Dan Farber on Legal Planet posts about when an environmental impact statement is necessary for USDA approval of genetically-modified crops, and Friday’s federal court decision revoking the USDA approval of genetically modified sugar beets for violating the National Environmental Policy Act.  The concern is that, absent safeguards and due to cross-pollination, genetically-modified crops will over-run conventional crops, i.e., farmers won’t be able to produce non-GMO crops.  This issue has garnered attention of late with the Supreme Court’s decision in Monsanto v. Geerston Seed, and Vermonters should find this case of interest since both the sugar beet and Monsanto (about Roundup Ready alafalfa) cases included High Mowing Organic Seeds of Wolcott, Vermont as a plaintiff.  Their involvement should be of no surprise given that that area of Vermont has been home to, according an article to author Bill McKibben, “the most interesting agriculture experiment in the country,” where neighbors are eating solely from locally produced foods rather than industrial processed foods.

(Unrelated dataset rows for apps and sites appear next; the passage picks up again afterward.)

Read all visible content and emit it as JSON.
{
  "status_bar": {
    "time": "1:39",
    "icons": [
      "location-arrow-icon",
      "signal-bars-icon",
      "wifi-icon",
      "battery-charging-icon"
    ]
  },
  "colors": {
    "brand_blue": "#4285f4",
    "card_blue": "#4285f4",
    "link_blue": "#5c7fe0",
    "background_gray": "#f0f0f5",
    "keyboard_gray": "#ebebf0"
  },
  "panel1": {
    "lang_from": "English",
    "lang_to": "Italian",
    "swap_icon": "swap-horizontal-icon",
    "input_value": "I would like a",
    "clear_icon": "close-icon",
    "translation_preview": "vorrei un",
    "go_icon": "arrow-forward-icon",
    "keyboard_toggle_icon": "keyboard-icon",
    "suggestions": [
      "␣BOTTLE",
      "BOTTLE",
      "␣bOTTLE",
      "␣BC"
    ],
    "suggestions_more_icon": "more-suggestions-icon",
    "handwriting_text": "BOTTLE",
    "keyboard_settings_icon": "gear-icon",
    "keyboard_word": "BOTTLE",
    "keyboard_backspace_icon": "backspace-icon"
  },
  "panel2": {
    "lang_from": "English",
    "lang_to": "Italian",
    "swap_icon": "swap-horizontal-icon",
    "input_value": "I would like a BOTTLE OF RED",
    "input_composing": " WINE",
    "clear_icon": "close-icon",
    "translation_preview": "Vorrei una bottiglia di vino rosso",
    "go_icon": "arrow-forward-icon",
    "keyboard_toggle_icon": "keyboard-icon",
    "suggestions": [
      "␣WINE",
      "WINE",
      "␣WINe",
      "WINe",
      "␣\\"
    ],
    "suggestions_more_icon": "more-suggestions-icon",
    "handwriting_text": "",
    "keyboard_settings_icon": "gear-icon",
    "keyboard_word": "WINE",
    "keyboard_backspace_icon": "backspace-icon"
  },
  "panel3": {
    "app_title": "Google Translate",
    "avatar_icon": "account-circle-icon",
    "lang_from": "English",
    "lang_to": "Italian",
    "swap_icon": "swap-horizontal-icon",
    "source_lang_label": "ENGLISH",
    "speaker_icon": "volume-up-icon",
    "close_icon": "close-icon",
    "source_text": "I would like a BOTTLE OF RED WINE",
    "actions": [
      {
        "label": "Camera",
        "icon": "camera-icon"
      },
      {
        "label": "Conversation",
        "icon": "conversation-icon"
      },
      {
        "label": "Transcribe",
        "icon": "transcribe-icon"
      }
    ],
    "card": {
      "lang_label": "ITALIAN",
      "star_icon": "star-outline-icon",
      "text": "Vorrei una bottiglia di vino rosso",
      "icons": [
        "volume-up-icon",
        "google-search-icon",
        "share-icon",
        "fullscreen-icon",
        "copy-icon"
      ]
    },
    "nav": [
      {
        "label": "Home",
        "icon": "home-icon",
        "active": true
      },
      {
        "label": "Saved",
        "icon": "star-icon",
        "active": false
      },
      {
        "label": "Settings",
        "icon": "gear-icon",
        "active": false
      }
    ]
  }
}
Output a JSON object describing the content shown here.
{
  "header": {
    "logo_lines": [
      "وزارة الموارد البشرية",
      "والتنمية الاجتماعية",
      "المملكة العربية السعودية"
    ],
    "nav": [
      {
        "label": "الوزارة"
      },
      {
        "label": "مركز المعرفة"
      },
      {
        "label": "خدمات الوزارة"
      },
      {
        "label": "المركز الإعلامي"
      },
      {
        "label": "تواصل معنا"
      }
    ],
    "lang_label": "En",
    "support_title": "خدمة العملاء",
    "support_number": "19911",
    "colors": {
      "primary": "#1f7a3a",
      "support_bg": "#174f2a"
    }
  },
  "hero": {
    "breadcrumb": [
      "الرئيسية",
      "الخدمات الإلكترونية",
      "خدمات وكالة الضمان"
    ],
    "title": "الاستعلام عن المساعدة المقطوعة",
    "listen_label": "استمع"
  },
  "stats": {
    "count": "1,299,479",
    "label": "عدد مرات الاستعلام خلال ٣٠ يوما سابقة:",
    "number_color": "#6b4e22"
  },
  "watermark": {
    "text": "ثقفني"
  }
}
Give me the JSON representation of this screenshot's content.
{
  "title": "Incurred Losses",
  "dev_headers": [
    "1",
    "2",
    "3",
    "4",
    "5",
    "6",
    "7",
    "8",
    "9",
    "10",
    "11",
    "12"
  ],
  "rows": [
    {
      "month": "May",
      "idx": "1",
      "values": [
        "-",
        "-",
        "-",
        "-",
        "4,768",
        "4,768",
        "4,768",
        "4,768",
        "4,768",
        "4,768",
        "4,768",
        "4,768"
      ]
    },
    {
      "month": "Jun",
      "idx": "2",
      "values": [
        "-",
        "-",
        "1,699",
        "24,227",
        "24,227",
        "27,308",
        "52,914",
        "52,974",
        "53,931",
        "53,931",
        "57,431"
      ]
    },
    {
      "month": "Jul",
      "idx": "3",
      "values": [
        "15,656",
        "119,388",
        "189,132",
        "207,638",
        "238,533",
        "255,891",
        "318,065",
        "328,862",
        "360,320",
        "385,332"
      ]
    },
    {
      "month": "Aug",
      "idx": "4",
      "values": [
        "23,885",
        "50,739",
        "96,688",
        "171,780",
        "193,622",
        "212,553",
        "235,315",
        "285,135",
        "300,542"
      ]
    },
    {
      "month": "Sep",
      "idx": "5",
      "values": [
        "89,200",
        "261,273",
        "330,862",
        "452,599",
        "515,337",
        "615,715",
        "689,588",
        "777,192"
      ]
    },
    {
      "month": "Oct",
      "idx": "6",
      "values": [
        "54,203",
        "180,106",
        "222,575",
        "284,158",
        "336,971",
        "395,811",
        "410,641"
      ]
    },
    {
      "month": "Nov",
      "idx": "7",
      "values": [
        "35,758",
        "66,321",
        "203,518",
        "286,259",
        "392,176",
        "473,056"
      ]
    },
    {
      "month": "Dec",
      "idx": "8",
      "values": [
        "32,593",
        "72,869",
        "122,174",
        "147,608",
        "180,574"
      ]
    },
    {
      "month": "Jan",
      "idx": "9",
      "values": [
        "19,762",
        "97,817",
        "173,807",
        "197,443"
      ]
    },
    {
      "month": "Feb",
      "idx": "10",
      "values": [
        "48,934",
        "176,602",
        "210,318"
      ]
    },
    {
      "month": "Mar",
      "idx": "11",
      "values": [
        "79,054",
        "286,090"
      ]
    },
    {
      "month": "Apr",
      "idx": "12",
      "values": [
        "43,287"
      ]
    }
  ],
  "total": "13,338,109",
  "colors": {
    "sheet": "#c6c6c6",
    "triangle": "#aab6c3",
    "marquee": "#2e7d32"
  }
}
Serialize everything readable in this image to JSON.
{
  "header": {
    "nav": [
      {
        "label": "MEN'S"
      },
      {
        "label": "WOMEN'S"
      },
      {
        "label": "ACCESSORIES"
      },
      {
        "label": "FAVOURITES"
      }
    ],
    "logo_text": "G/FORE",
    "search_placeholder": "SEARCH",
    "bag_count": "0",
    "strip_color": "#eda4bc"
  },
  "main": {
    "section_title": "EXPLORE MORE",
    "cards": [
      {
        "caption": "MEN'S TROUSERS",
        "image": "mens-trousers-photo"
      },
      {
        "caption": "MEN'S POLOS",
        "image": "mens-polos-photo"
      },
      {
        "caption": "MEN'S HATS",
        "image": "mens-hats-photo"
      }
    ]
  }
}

[Note: In writing this post, I learned of a book I will ask the Vermont Law Library to acquire, The Town That Food Saved: How One Community Found Vitality in Local Food by Ben Hewitt.]